What the task requires: Write every line of the material again exactly, with no pictures in the copy.

Material for the task:
..........
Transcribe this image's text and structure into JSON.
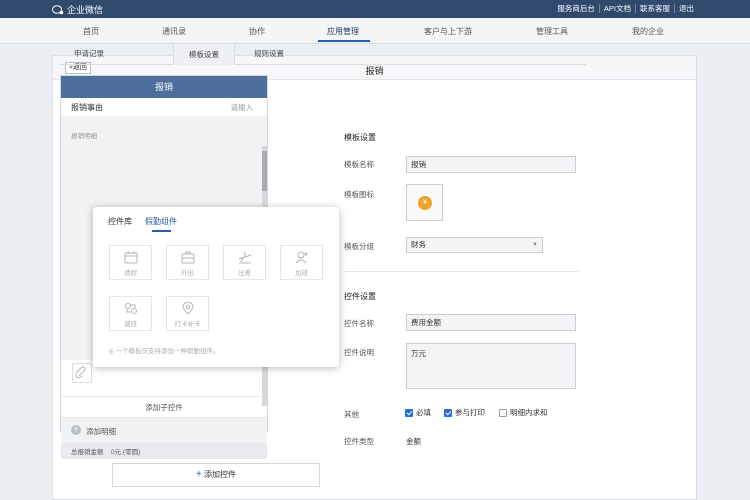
{
  "topbar": {
    "app_name": "企业微信",
    "links": [
      "服务商后台",
      "API文档",
      "联系客服",
      "退出"
    ]
  },
  "nav": {
    "items": [
      "首页",
      "通讯录",
      "协作",
      "应用管理",
      "客户与上下游",
      "管理工具",
      "我的企业"
    ],
    "active_index": 3
  },
  "panel": {
    "back_label": "«返回",
    "title": "报销"
  },
  "tabs": {
    "items": [
      "申请记录",
      "模板设置",
      "规则设置"
    ],
    "active_index": 1
  },
  "phone": {
    "title": "报销",
    "row1_label": "报销事由",
    "row1_placeholder": "请输入",
    "group_label": "报销明细",
    "add_child": "添加子控件",
    "add_detail": "添加明细",
    "total": "总报销金额",
    "total_value": "0元 (零圆)",
    "add_control": "添加控件"
  },
  "popup": {
    "tabs": [
      "控件库",
      "假勤组件"
    ],
    "active_tab": 1,
    "tiles": [
      {
        "label": "请假",
        "icon": "calendar-icon"
      },
      {
        "label": "外出",
        "icon": "briefcase-icon"
      },
      {
        "label": "出差",
        "icon": "plane-icon"
      },
      {
        "label": "加班",
        "icon": "person-plus-icon"
      },
      {
        "label": "调班",
        "icon": "swap-icon"
      },
      {
        "label": "打卡补卡",
        "icon": "location-pin-icon"
      }
    ],
    "hint": "一个模板仅支持添加一种假勤组件。"
  },
  "template": {
    "section_title": "模板设置",
    "name_label": "模板名称",
    "name_value": "报销",
    "icon_label": "模板图标",
    "icon_glyph": "¥",
    "group_label": "模板分组",
    "group_value": "财务"
  },
  "control": {
    "section_title": "控件设置",
    "name_label": "控件名称",
    "name_value": "费用金额",
    "desc_label": "控件说明",
    "desc_value": "万元",
    "other_label": "其他",
    "options": [
      {
        "label": "必填",
        "checked": true
      },
      {
        "label": "参与打印",
        "checked": true
      },
      {
        "label": "明细内求和",
        "checked": false
      }
    ],
    "type_label": "控件类型",
    "type_value": "金额"
  },
  "colors": {
    "topbar": "#2f4a6d",
    "accent": "#2a5fa6",
    "phone_header": "#4c6e9a",
    "coin": "#f0a22e"
  }
}
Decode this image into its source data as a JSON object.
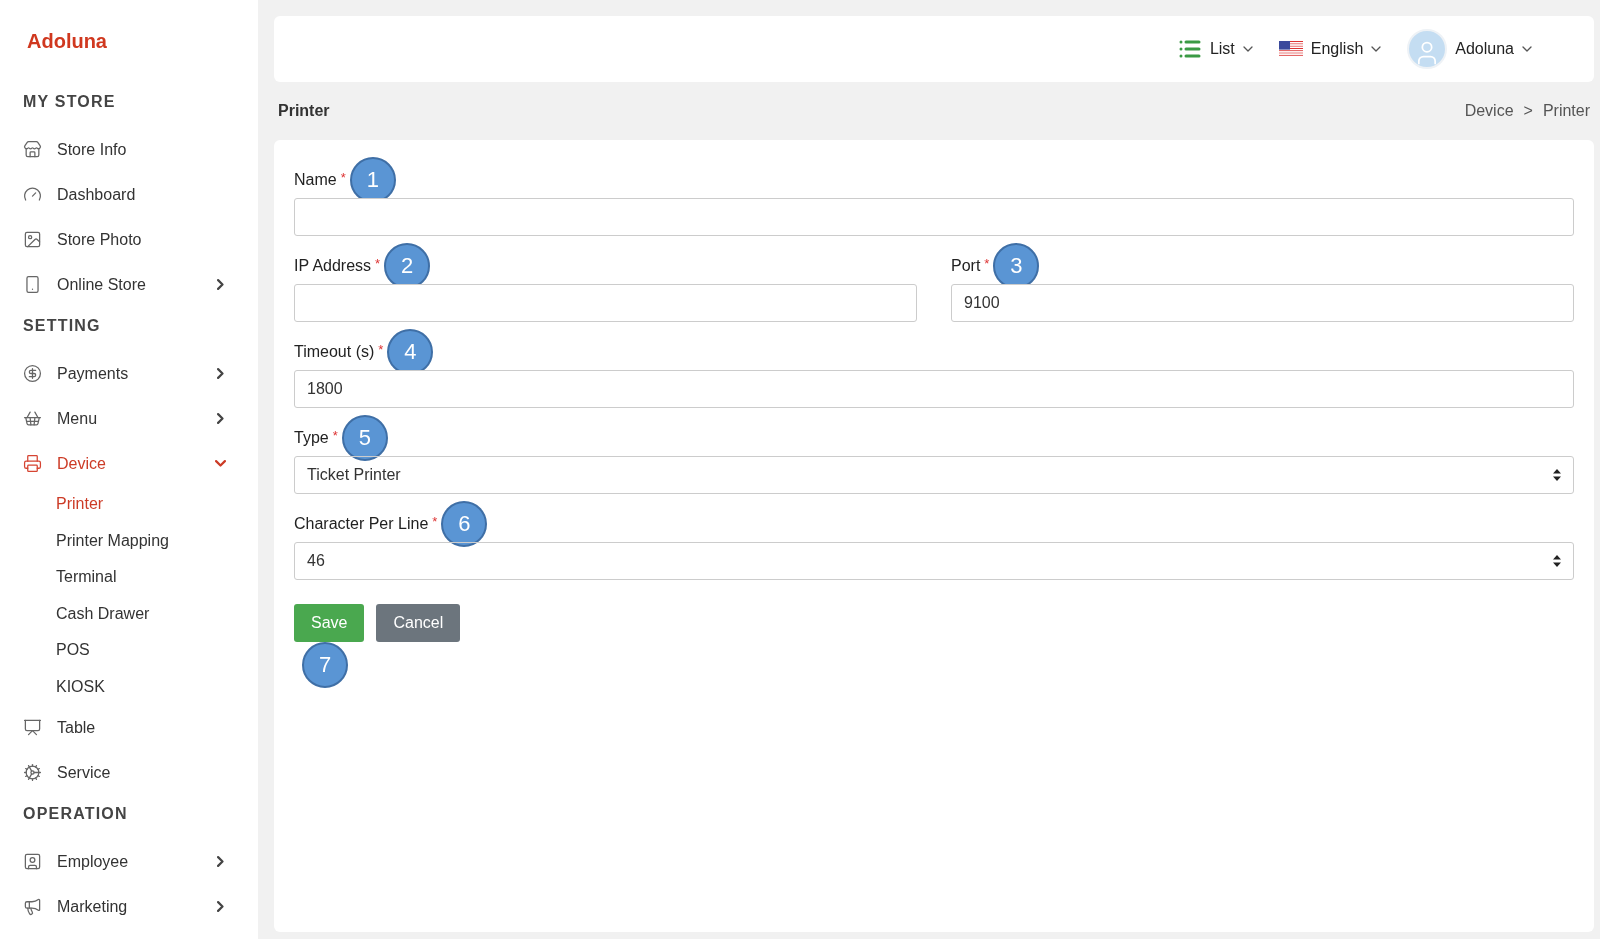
{
  "sidebar": {
    "logo": "Adoluna",
    "sections": [
      {
        "title": "MY STORE",
        "items": [
          {
            "label": "Store Info",
            "kind": "store",
            "selected": false
          },
          {
            "label": "Dashboard",
            "kind": "gauge",
            "selected": false
          },
          {
            "label": "Store Photo",
            "kind": "image",
            "selected": false
          },
          {
            "label": "Online Store",
            "kind": "phone",
            "selected": false,
            "expanded": false
          }
        ]
      },
      {
        "title": "SETTING",
        "items": [
          {
            "label": "Payments",
            "kind": "dollar",
            "selected": false,
            "expanded": false
          },
          {
            "label": "Menu",
            "kind": "basket",
            "selected": false,
            "expanded": false
          },
          {
            "label": "Device",
            "kind": "printer",
            "selected": true,
            "expanded": true,
            "children": [
              {
                "label": "Printer",
                "selected": true
              },
              {
                "label": "Printer Mapping",
                "selected": false
              },
              {
                "label": "Terminal",
                "selected": false
              },
              {
                "label": "Cash Drawer",
                "selected": false
              },
              {
                "label": "POS",
                "selected": false
              },
              {
                "label": "KIOSK",
                "selected": false
              }
            ]
          },
          {
            "label": "Table",
            "kind": "easel",
            "selected": false
          },
          {
            "label": "Service",
            "kind": "cog",
            "selected": false
          }
        ]
      },
      {
        "title": "OPERATION",
        "items": [
          {
            "label": "Employee",
            "kind": "badge",
            "selected": false,
            "expanded": false
          },
          {
            "label": "Marketing",
            "kind": "megaphone",
            "selected": false,
            "expanded": false
          }
        ]
      }
    ]
  },
  "header": {
    "menus": [
      {
        "label": "List",
        "kind": "list"
      },
      {
        "label": "English",
        "kind": "flag"
      },
      {
        "label": "Adoluna",
        "kind": "avatar"
      }
    ]
  },
  "page": {
    "title": "Printer",
    "breadcrumb": [
      "Device",
      "Printer"
    ],
    "separator": ">"
  },
  "form": {
    "rows": [
      [
        {
          "label": "Name",
          "required_mark": "*",
          "kind": "input",
          "marker": "1"
        }
      ],
      [
        {
          "label": "IP Address",
          "required_mark": "*",
          "kind": "input",
          "marker": "2"
        },
        {
          "label": "Port",
          "required_mark": "*",
          "kind": "input",
          "value": "9100",
          "marker": "3"
        }
      ],
      [
        {
          "label": "Timeout (s)",
          "required_mark": "*",
          "kind": "input",
          "value": "1800",
          "marker": "4"
        }
      ],
      [
        {
          "label": "Type",
          "required_mark": "*",
          "kind": "select",
          "value": "Ticket Printer",
          "marker": "5"
        }
      ],
      [
        {
          "label": "Character Per Line",
          "required_mark": "*",
          "kind": "select",
          "value": "46",
          "marker": "6"
        }
      ]
    ],
    "buttons": [
      {
        "label": "Save",
        "kind": "primary"
      },
      {
        "label": "Cancel",
        "kind": "secondary"
      }
    ],
    "buttons_marker": "7"
  }
}
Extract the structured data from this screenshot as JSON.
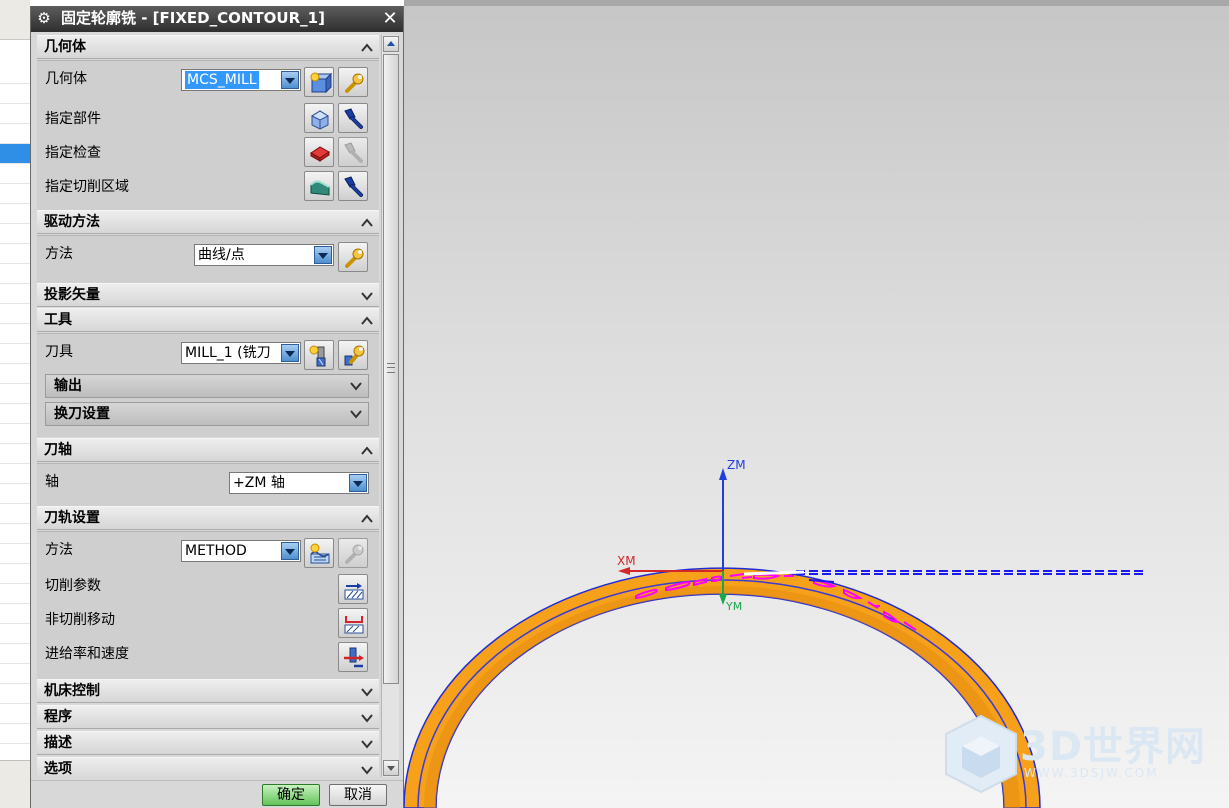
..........
Exercise output:
Transcribe this image's text and structure into JSON.
{
  "topbar": {
    "app_name": "企业微信",
    "links": [
      "服务商后台",
      "API文档",
      "联系客服",
      "退出"
    ]
  },
  "nav": {
    "items": [
      "首页",
      "通讯录",
      "协作",
      "应用管理",
      "客户与上下游",
      "管理工具",
      "我的企业"
    ],
    "active_index": 3
  },
  "panel": {
    "back_label": "«返回",
    "title": "报销"
  },
  "tabs": {
    "items": [
      "申请记录",
      "模板设置",
      "规则设置"
    ],
    "active_index": 1
  },
  "phone": {
    "title": "报销",
    "row1_label": "报销事由",
    "row1_placeholder": "请输入",
    "group_label": "报销明细",
    "add_child": "添加子控件",
    "add_detail": "添加明细",
    "total": "总报销金额",
    "total_value": "0元 (零圆)",
    "add_control": "添加控件"
  },
  "popup": {
    "tabs": [
      "控件库",
      "假勤组件"
    ],
    "active_tab": 1,
    "tiles": [
      {
        "label": "请假",
        "icon": "calendar-icon"
      },
      {
        "label": "外出",
        "icon": "briefcase-icon"
      },
      {
        "label": "出差",
        "icon": "plane-icon"
      },
      {
        "label": "加班",
        "icon": "person-plus-icon"
      },
      {
        "label": "调班",
        "icon": "swap-icon"
      },
      {
        "label": "打卡补卡",
        "icon": "location-pin-icon"
      }
    ],
    "hint": "一个模板仅支持添加一种假勤组件。"
  },
  "template": {
    "section_title": "模板设置",
    "name_label": "模板名称",
    "name_value": "报销",
    "icon_label": "模板图标",
    "icon_glyph": "¥",
    "group_label": "模板分组",
    "group_value": "财务"
  },
  "control": {
    "section_title": "控件设置",
    "name_label": "控件名称",
    "name_value": "费用金额",
    "desc_label": "控件说明",
    "desc_value": "万元",
    "other_label": "其他",
    "options": [
      {
        "label": "必填",
        "checked": true
      },
      {
        "label": "参与打印",
        "checked": true
      },
      {
        "label": "明细内求和",
        "checked": false
      }
    ],
    "type_label": "控件类型",
    "type_value": "金额"
  },
  "colors": {
    "topbar": "#2f4a6d",
    "accent": "#2a5fa6",
    "phone_header": "#4c6e9a",
    "coin": "#f0a22e"
  }
}
Decode this image into its source data as a JSON object.
{
  "sidebar": {
    "logo": "Adoluna",
    "sections": [
      {
        "title": "MY STORE",
        "items": [
          {
            "label": "Store Info",
            "kind": "store",
            "selected": false
          },
          {
            "label": "Dashboard",
            "kind": "gauge",
            "selected": false
          },
          {
            "label": "Store Photo",
            "kind": "image",
            "selected": false
          },
          {
            "label": "Online Store",
            "kind": "phone",
            "selected": false,
            "expanded": false
          }
        ]
      },
      {
        "title": "SETTING",
        "items": [
          {
            "label": "Payments",
            "kind": "dollar",
            "selected": false,
            "expanded": false
          },
          {
            "label": "Menu",
            "kind": "basket",
            "selected": false,
            "expanded": false
          },
          {
            "label": "Device",
            "kind": "printer",
            "selected": true,
            "expanded": true,
            "children": [
              {
                "label": "Printer",
                "selected": true
              },
              {
                "label": "Printer Mapping",
                "selected": false
              },
              {
                "label": "Terminal",
                "selected": false
              },
              {
                "label": "Cash Drawer",
                "selected": false
              },
              {
                "label": "POS",
                "selected": false
              },
              {
                "label": "KIOSK",
                "selected": false
              }
            ]
          },
          {
            "label": "Table",
            "kind": "easel",
            "selected": false
          },
          {
            "label": "Service",
            "kind": "cog",
            "selected": false
          }
        ]
      },
      {
        "title": "OPERATION",
        "items": [
          {
            "label": "Employee",
            "kind": "badge",
            "selected": false,
            "expanded": false
          },
          {
            "label": "Marketing",
            "kind": "megaphone",
            "selected": false,
            "expanded": false
          }
        ]
      }
    ]
  },
  "header": {
    "menus": [
      {
        "label": "List",
        "kind": "list"
      },
      {
        "label": "English",
        "kind": "flag"
      },
      {
        "label": "Adoluna",
        "kind": "avatar"
      }
    ]
  },
  "page": {
    "title": "Printer",
    "breadcrumb": [
      "Device",
      "Printer"
    ],
    "separator": ">"
  },
  "form": {
    "rows": [
      [
        {
          "label": "Name",
          "required_mark": "*",
          "kind": "input",
          "marker": "1"
        }
      ],
      [
        {
          "label": "IP Address",
          "required_mark": "*",
          "kind": "input",
          "marker": "2"
        },
        {
          "label": "Port",
          "required_mark": "*",
          "kind": "input",
          "value": "9100",
          "marker": "3"
        }
      ],
      [
        {
          "label": "Timeout (s)",
          "required_mark": "*",
          "kind": "input",
          "value": "1800",
          "marker": "4"
        }
      ],
      [
        {
          "label": "Type",
          "required_mark": "*",
          "kind": "select",
          "value": "Ticket Printer",
          "marker": "5"
        }
      ],
      [
        {
          "label": "Character Per Line",
          "required_mark": "*",
          "kind": "select",
          "value": "46",
          "marker": "6"
        }
      ]
    ],
    "buttons": [
      {
        "label": "Save",
        "kind": "primary"
      },
      {
        "label": "Cancel",
        "kind": "secondary"
      }
    ],
    "buttons_marker": "7"
  }
}
Extract the structured data from this screenshot as JSON.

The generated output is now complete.